• Brief: A single count is required: the lines of the data below in which the word "SWOT" occurs.
┌──
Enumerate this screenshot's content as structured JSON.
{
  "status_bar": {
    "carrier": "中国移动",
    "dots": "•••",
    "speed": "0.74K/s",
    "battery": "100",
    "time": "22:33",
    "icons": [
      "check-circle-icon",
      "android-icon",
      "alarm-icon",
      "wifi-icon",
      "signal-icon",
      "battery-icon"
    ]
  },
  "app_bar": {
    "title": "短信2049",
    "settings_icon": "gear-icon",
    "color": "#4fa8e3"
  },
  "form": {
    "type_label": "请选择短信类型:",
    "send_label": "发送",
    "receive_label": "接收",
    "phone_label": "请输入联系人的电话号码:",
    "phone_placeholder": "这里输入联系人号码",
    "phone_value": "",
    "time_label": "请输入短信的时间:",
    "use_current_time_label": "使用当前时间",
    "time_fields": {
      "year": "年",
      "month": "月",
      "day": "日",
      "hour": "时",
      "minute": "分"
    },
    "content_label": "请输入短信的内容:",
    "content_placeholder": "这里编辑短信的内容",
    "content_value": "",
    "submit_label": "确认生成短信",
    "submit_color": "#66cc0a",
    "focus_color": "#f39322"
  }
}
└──
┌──
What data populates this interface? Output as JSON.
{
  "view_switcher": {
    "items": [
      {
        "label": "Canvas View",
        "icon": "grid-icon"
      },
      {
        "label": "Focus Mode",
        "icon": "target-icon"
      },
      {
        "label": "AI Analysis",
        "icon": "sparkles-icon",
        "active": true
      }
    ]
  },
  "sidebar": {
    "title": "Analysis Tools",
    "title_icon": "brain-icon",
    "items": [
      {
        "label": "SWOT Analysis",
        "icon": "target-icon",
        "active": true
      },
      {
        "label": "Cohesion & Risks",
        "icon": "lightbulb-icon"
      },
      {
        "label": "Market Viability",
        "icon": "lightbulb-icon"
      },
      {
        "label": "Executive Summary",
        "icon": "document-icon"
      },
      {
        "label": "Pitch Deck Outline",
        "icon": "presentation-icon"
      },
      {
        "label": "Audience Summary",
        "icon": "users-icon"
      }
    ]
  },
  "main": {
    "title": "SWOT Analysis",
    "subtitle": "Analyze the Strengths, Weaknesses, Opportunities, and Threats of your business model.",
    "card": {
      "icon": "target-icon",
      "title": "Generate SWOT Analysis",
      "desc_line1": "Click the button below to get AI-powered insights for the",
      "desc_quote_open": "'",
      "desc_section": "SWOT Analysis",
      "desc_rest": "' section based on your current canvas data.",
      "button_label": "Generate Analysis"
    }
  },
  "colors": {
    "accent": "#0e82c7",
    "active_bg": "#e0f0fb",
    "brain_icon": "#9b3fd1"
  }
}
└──
• Response below: 4